__Work request__
Print the records exactly as given.
#####
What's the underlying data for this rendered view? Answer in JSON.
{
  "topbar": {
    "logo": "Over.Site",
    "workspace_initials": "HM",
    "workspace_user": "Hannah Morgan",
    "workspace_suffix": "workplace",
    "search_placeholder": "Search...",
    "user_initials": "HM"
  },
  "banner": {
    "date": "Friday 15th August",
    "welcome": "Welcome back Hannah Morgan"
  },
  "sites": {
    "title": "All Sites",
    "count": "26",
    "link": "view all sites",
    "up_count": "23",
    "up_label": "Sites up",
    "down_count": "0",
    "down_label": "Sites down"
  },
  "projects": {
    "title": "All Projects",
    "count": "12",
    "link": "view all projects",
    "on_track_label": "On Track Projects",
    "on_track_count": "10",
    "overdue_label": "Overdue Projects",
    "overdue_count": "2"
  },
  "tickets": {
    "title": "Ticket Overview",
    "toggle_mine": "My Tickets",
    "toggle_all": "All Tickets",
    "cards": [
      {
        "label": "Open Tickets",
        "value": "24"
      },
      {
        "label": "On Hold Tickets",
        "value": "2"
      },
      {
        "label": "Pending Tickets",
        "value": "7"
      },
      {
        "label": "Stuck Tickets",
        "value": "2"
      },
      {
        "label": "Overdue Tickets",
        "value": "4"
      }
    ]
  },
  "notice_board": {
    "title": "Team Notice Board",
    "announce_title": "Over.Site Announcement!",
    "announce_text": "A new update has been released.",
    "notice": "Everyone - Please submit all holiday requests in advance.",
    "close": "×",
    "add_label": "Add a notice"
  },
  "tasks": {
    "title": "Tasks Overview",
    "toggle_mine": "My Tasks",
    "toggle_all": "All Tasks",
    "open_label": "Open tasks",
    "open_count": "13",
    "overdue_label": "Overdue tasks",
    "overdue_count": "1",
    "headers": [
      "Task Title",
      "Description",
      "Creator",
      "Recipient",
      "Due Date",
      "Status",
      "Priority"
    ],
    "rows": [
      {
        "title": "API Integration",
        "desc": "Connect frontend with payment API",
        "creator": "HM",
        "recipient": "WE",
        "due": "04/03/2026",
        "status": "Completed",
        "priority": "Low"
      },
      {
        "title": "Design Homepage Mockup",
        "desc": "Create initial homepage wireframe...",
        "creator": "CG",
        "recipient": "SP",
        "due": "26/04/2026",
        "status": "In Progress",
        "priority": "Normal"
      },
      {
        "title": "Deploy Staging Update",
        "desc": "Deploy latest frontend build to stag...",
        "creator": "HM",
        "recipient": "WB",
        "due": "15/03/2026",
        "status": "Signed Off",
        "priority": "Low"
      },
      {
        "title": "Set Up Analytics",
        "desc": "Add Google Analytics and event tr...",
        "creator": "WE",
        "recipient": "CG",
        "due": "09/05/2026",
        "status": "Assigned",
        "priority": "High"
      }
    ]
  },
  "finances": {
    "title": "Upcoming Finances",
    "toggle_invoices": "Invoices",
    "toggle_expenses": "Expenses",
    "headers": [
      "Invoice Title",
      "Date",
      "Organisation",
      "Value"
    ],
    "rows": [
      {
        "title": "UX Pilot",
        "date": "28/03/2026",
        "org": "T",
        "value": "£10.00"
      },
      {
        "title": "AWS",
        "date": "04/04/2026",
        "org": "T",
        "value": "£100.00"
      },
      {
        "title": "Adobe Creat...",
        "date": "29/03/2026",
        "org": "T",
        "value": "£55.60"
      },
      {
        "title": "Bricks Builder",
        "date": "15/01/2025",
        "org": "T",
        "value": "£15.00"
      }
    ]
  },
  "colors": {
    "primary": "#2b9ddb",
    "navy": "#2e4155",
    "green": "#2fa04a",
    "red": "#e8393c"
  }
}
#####
__Worked solution__
What's the underlying data for this rendered view? Answer in JSON.
{
  "topbar": {
    "logo": "Over.Site",
    "workspace_initials": "HM",
    "workspace_user": "Hannah Morgan",
    "workspace_suffix": "workplace",
    "search_placeholder": "Search...",
    "user_initials": "HM"
  },
  "banner": {
    "date": "Friday 15th August",
    "welcome": "Welcome back Hannah Morgan"
  },
  "sites": {
    "title": "All Sites",
    "count": "26",
    "link": "view all sites",
    "up_count": "23",
    "up_label": "Sites up",
    "down_count": "0",
    "down_label": "Sites down"
  },
  "projects": {
    "title": "All Projects",
    "count": "12",
    "link": "view all projects",
    "on_track_label": "On Track Projects",
    "on_track_count": "10",
    "overdue_label": "Overdue Projects",
    "overdue_count": "2"
  },
  "tickets": {
    "title": "Ticket Overview",
    "toggle_mine": "My Tickets",
    "toggle_all": "All Tickets",
    "cards": [
      {
        "label": "Open Tickets",
        "value": "24"
      },
      {
        "label": "On Hold Tickets",
        "value": "2"
      },
      {
        "label": "Pending Tickets",
        "value": "7"
      },
      {
        "label": "Stuck Tickets",
        "value": "2"
      },
      {
        "label": "Overdue Tickets",
        "value": "4"
      }
    ]
  },
  "notice_board": {
    "title": "Team Notice Board",
    "announce_title": "Over.Site Announcement!",
    "announce_text": "A new update has been released.",
    "notice": "Everyone - Please submit all holiday requests in advance.",
    "close": "×",
    "add_label": "Add a notice"
  },
  "tasks": {
    "title": "Tasks Overview",
    "toggle_mine": "My Tasks",
    "toggle_all": "All Tasks",
    "open_label": "Open tasks",
    "open_count": "13",
    "overdue_label": "Overdue tasks",
    "overdue_count": "1",
    "headers": [
      "Task Title",
      "Description",
      "Creator",
      "Recipient",
      "Due Date",
      "Status",
      "Priority"
    ],
    "rows": [
      {
        "title": "API Integration",
        "desc": "Connect frontend with payment API",
        "creator": "HM",
        "recipient": "WE",
        "due": "04/03/2026",
        "status": "Completed",
        "priority": "Low"
      },
      {
        "title": "Design Homepage Mockup",
        "desc": "Create initial homepage wireframe...",
        "creator": "CG",
        "recipient": "SP",
        "due": "26/04/2026",
        "status": "In Progress",
        "priority": "Normal"
      },
      {
        "title": "Deploy Staging Update",
        "desc": "Deploy latest frontend build to stag...",
        "creator": "HM",
        "recipient": "WB",
        "due": "15/03/2026",
        "status": "Signed Off",
        "priority": "Low"
      },
      {
        "title": "Set Up Analytics",
        "desc": "Add Google Analytics and event tr...",
        "creator": "WE",
        "recipient": "CG",
        "due": "09/05/2026",
        "status": "Assigned",
        "priority": "High"
      }
    ]
  },
  "finances": {
    "title": "Upcoming Finances",
    "toggle_invoices": "Invoices",
    "toggle_expenses": "Expenses",
    "headers": [
      "Invoice Title",
      "Date",
      "Organisation",
      "Value"
    ],
    "rows": [
      {
        "title": "UX Pilot",
        "date": "28/03/2026",
        "org": "T",
        "value": "£10.00"
      },
      {
        "title": "AWS",
        "date": "04/04/2026",
        "org": "T",
        "value": "£100.00"
      },
      {
        "title": "Adobe Creat...",
        "date": "29/03/2026",
        "org": "T",
        "value": "£55.60"
      },
      {
        "title": "Bricks Builder",
        "date": "15/01/2025",
        "org": "T",
        "value": "£15.00"
      }
    ]
  },
  "colors": {
    "primary": "#2b9ddb",
    "navy": "#2e4155",
    "green": "#2fa04a",
    "red": "#e8393c"
  }
}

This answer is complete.